## Assignment:
Each record that follows is to be output in full, precisely as written.

## Records shown:
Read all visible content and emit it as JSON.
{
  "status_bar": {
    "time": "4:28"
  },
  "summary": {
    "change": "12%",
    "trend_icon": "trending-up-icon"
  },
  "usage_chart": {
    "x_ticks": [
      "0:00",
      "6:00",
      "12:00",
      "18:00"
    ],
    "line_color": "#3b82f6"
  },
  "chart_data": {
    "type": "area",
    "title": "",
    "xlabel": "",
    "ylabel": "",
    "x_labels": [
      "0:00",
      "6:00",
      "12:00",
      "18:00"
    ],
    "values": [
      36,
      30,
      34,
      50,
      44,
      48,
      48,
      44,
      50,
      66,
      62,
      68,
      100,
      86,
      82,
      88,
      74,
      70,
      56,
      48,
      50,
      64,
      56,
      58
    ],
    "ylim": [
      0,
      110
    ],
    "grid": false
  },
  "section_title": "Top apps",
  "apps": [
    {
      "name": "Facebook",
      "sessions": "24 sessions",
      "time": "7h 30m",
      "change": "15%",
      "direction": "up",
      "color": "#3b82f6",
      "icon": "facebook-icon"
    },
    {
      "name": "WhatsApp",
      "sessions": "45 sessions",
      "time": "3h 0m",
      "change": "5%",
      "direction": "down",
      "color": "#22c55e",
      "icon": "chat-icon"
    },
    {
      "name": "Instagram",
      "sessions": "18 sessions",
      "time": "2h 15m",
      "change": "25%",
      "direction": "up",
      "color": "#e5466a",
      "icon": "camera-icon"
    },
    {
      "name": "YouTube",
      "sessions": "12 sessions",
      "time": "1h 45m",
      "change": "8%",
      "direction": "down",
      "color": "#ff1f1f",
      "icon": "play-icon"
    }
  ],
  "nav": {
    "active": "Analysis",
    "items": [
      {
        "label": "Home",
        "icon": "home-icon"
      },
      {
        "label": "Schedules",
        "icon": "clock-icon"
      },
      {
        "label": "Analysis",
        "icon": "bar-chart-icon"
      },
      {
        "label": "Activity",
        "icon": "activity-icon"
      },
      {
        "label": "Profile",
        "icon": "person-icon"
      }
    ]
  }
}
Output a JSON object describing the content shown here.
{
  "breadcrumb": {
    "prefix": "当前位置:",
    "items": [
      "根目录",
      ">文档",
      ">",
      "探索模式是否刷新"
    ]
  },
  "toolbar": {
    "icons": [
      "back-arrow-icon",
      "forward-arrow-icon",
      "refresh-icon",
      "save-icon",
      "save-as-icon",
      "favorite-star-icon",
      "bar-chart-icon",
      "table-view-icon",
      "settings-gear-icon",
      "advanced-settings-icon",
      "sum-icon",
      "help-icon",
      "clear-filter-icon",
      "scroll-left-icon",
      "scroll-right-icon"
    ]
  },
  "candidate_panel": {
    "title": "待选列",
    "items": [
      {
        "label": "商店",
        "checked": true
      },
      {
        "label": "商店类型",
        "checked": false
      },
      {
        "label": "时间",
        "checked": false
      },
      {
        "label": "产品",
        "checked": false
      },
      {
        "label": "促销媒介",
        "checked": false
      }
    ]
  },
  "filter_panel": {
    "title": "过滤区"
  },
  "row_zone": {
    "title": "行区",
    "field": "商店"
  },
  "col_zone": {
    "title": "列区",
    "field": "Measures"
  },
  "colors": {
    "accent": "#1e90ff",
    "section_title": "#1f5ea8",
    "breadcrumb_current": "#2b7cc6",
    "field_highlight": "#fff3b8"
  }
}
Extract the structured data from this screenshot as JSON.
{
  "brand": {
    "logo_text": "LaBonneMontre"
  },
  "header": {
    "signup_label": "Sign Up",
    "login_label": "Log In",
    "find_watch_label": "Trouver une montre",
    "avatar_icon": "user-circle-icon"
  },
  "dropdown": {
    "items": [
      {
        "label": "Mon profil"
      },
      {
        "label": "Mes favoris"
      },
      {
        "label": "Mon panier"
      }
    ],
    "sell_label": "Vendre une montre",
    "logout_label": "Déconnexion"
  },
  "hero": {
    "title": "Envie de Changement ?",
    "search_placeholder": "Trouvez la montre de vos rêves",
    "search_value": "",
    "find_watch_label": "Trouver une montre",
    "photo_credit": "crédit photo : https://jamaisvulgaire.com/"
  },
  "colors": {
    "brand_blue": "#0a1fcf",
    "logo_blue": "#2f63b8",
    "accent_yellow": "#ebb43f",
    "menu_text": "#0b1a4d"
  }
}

## Response area:
Read all visible content and emit it as JSON.
{
  "status_bar": {
    "time": "4:28"
  },
  "summary": {
    "change": "12%",
    "trend_icon": "trending-up-icon"
  },
  "usage_chart": {
    "x_ticks": [
      "0:00",
      "6:00",
      "12:00",
      "18:00"
    ],
    "line_color": "#3b82f6"
  },
  "chart_data": {
    "type": "area",
    "title": "",
    "xlabel": "",
    "ylabel": "",
    "x_labels": [
      "0:00",
      "6:00",
      "12:00",
      "18:00"
    ],
    "values": [
      36,
      30,
      34,
      50,
      44,
      48,
      48,
      44,
      50,
      66,
      62,
      68,
      100,
      86,
      82,
      88,
      74,
      70,
      56,
      48,
      50,
      64,
      56,
      58
    ],
    "ylim": [
      0,
      110
    ],
    "grid": false
  },
  "section_title": "Top apps",
  "apps": [
    {
      "name": "Facebook",
      "sessions": "24 sessions",
      "time": "7h 30m",
      "change": "15%",
      "direction": "up",
      "color": "#3b82f6",
      "icon": "facebook-icon"
    },
    {
      "name": "WhatsApp",
      "sessions": "45 sessions",
      "time": "3h 0m",
      "change": "5%",
      "direction": "down",
      "color": "#22c55e",
      "icon": "chat-icon"
    },
    {
      "name": "Instagram",
      "sessions": "18 sessions",
      "time": "2h 15m",
      "change": "25%",
      "direction": "up",
      "color": "#e5466a",
      "icon": "camera-icon"
    },
    {
      "name": "YouTube",
      "sessions": "12 sessions",
      "time": "1h 45m",
      "change": "8%",
      "direction": "down",
      "color": "#ff1f1f",
      "icon": "play-icon"
    }
  ],
  "nav": {
    "active": "Analysis",
    "items": [
      {
        "label": "Home",
        "icon": "home-icon"
      },
      {
        "label": "Schedules",
        "icon": "clock-icon"
      },
      {
        "label": "Analysis",
        "icon": "bar-chart-icon"
      },
      {
        "label": "Activity",
        "icon": "activity-icon"
      },
      {
        "label": "Profile",
        "icon": "person-icon"
      }
    ]
  }
}
Output a JSON object describing the content shown here.
{
  "breadcrumb": {
    "prefix": "当前位置:",
    "items": [
      "根目录",
      ">文档",
      ">",
      "探索模式是否刷新"
    ]
  },
  "toolbar": {
    "icons": [
      "back-arrow-icon",
      "forward-arrow-icon",
      "refresh-icon",
      "save-icon",
      "save-as-icon",
      "favorite-star-icon",
      "bar-chart-icon",
      "table-view-icon",
      "settings-gear-icon",
      "advanced-settings-icon",
      "sum-icon",
      "help-icon",
      "clear-filter-icon",
      "scroll-left-icon",
      "scroll-right-icon"
    ]
  },
  "candidate_panel": {
    "title": "待选列",
    "items": [
      {
        "label": "商店",
        "checked": true
      },
      {
        "label": "商店类型",
        "checked": false
      },
      {
        "label": "时间",
        "checked": false
      },
      {
        "label": "产品",
        "checked": false
      },
      {
        "label": "促销媒介",
        "checked": false
      }
    ]
  },
  "filter_panel": {
    "title": "过滤区"
  },
  "row_zone": {
    "title": "行区",
    "field": "商店"
  },
  "col_zone": {
    "title": "列区",
    "field": "Measures"
  },
  "colors": {
    "accent": "#1e90ff",
    "section_title": "#1f5ea8",
    "breadcrumb_current": "#2b7cc6",
    "field_highlight": "#fff3b8"
  }
}
Extract the structured data from this screenshot as JSON.
{
  "brand": {
    "logo_text": "LaBonneMontre"
  },
  "header": {
    "signup_label": "Sign Up",
    "login_label": "Log In",
    "find_watch_label": "Trouver une montre",
    "avatar_icon": "user-circle-icon"
  },
  "dropdown": {
    "items": [
      {
        "label": "Mon profil"
      },
      {
        "label": "Mes favoris"
      },
      {
        "label": "Mon panier"
      }
    ],
    "sell_label": "Vendre une montre",
    "logout_label": "Déconnexion"
  },
  "hero": {
    "title": "Envie de Changement ?",
    "search_placeholder": "Trouvez la montre de vos rêves",
    "search_value": "",
    "find_watch_label": "Trouver une montre",
    "photo_credit": "crédit photo : https://jamaisvulgaire.com/"
  },
  "colors": {
    "brand_blue": "#0a1fcf",
    "logo_blue": "#2f63b8",
    "accent_yellow": "#ebb43f",
    "menu_text": "#0b1a4d"
  }
}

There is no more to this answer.